The Metrolinx Board Meeting agenda for February 19 includes the Draft Benefits Case Analysis for Hamilton’s King-Main LRT corridor.
The route would link McMaster University with Eastgate Square, and the alignment would be the same for either an LRT or a BRT implementation.
East Section – turning from a segregated terminus adjacent to Eastgate Square the alignment travels westward in a median transitway via Queenston Road to the Main Street / Ottawa Street Intersection.
Downtown Section – the alignment continues westward from the Main Street/Ottawa Street Intersection along a median of King Street East across John Street and James Street through downtown. The alignment continues along King Street West across Highway 403 to Longwood Road South where it provides convenient access to Westdale Village and the McMaster Community. At Longwood Road South the alignment runs southbound to Main Street.
West Section – From Longwood Road South the alignment transitions into the centre of Main Street and continues westward towards the McMaster University Medical Centre before turning north towards the terminus station on the McMaster University campus. (Page 24)
The BCA examines three options:
- all BRT,
- all LRT, or
- a staged implementation of LRT on the heavier western part of the route connecting at King and Ottawa to BRT for the remainder. The LRT would be extended to Eastgate Square at a future date.
Common to all designs would be the reintroduction of two-way traffic on what is now the one-way pair of King and Main Streets in downtown Hamilton.

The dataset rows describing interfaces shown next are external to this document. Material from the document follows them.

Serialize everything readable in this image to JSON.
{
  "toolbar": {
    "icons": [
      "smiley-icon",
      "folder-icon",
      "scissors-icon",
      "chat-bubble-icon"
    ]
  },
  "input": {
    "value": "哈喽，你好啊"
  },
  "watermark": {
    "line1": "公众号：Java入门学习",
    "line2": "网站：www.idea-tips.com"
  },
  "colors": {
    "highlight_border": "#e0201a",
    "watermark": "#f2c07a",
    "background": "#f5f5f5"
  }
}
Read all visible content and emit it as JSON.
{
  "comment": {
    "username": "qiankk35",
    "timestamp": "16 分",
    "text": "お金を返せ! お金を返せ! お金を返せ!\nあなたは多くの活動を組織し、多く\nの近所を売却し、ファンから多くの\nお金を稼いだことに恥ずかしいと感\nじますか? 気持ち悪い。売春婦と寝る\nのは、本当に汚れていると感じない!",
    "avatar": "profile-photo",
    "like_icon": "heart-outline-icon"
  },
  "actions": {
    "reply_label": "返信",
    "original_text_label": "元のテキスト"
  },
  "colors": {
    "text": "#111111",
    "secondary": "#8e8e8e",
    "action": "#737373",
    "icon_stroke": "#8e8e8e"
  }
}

The BCA considers but rejects the option of diverting the route south to link with Hunter Street Station, now the site of GO Transit’s Hamilton rail service. A GO connection will be important, but to which station? The recently announced extension of service to Niagara Falls will return train service to the old James Street Station on the north side of downtown. Indeed, more trains may run through James Street than to Hunter Street. The rapid transit line cannot connect with both of them.
GO Transit unveiled a plan last night in which it aims to extend all-day train service — that now goes to Aldershot — to a proposed station on the CN line at James Street North. That would involve 10 trains each way between the proposed new Hamilton station and Union Station in Toronto. Niagara would see four trains each way between Union Station and Niagara Falls. Hamilton would keep its eight trains — four each way — that now run between Union Station and the former Toronto, Hamilton & Buffalo Railway station on Hunter Street.
Source: Canadian Pacific Daily News Scan from the Hamilton Spectator and the Niagara Falls Review, January 27, 2010
After a great deal of number crunching (which I will leave to my readers’ copious spare time), the report concludes:
Overall, the results indicate that an investment in LRT in Hamilton will generate significant benefits and support the City’s broader objectives to revitalize, redevelop and reshape its most significant east-west corridor. While the lowest cost option, Option 1, produces the highest benefit-cost ratio of 1.4, both LRT options generated benefit-cost ratios that are greater than 1.0. The highest cost option, Option 2, also produced the greatest benefits in all accounts, all of which make an important contribution towards achieving the objectives and goals of both the City and the Province. (Page 51)
This is a straightforward, unambiguous conclusion. However, there is a covering report on the Metrolinx agenda, and it is not quite so clear in supporting LRT.
Although full LRT is the highest-cost option, it also generates the highest transportation user benefits in terms of travel time savings, ridership attraction and overall “qualitative” travel experience. LRT also carries a stronger potential to reduce greenhouse gas emissions and generate more significant economic development impacts such as employment, income and Gross Domestic Product (GDP) growth for the city and region. The BCA also identifies LRT as having greater potential to shape land uses and uplift land values along the King-Main corridor.
BRT is considerably less expensive to build and thus generates a strong benefits-cost ratio. At the same time, however, BRT delivers less total benefits and its secondary benefits are less extensive.
On the other hand, the significantly higher investment required for the full LRT option will require careful attention to the partial LRT option to increase affordability – and even to the BRT option if sufficient funding is unavailable for either LRT option. (Page 2, italics added)
This is an astounding statement. “Sufficient funding unavailable”? Whatever happened to the brave new world of The Big Move where transit investments would flow like water from Queen’s Park? Are we suddenly feeling poor, and cutting back on transit options? This rapid transit line is the second in the “top 15” priority list.
If the BCA had shown LRT to be a poor choice, one might understand taking the least cost option, but that is not the case here.
Metrolinx has some explaining to do, especially in regard to the many other top priority projects in its hopper. Maybe transit isn’t quite as important as Dalton McGuinty claimed it was back on that sunny day in June 2007 when he announced MoveOntario 2020.